WORK TASK: Print the records below exactly, omitting all pictures.

DATA PROVIDED:

::::::::

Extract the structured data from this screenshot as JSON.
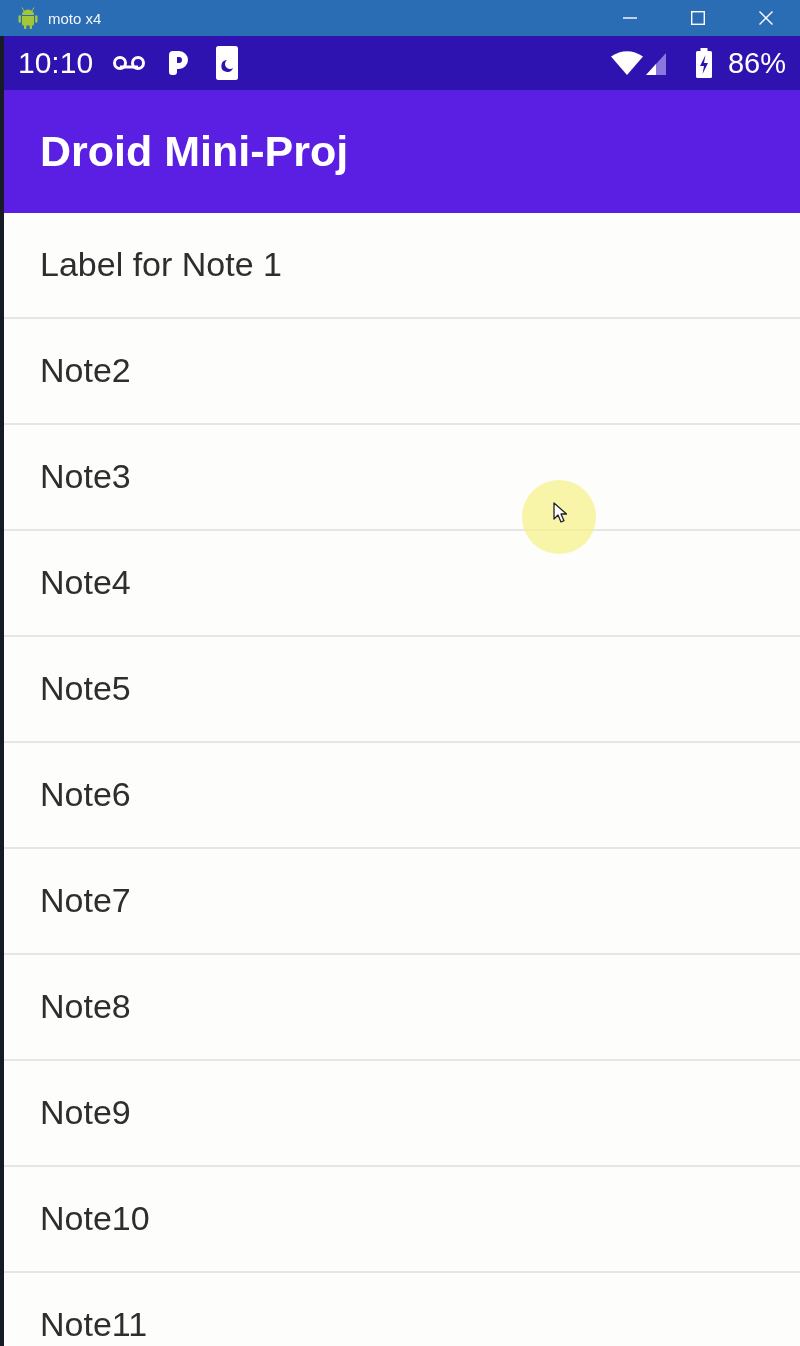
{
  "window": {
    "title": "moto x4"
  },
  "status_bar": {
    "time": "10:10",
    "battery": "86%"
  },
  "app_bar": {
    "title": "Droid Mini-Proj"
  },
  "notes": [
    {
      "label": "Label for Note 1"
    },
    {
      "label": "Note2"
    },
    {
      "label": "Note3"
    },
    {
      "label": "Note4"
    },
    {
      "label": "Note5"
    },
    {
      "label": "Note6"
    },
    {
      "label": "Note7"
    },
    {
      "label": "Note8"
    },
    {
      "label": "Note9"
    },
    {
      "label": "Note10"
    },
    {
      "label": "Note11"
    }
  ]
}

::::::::

ANSWER BOX:
Extract the structured data from this screenshot as JSON.
{
  "window": {
    "title": "moto x4"
  },
  "status_bar": {
    "time": "10:10",
    "battery": "86%"
  },
  "app_bar": {
    "title": "Droid Mini-Proj"
  },
  "notes": [
    {
      "label": "Label for Note 1"
    },
    {
      "label": "Note2"
    },
    {
      "label": "Note3"
    },
    {
      "label": "Note4"
    },
    {
      "label": "Note5"
    },
    {
      "label": "Note6"
    },
    {
      "label": "Note7"
    },
    {
      "label": "Note8"
    },
    {
      "label": "Note9"
    },
    {
      "label": "Note10"
    },
    {
      "label": "Note11"
    }
  ]
}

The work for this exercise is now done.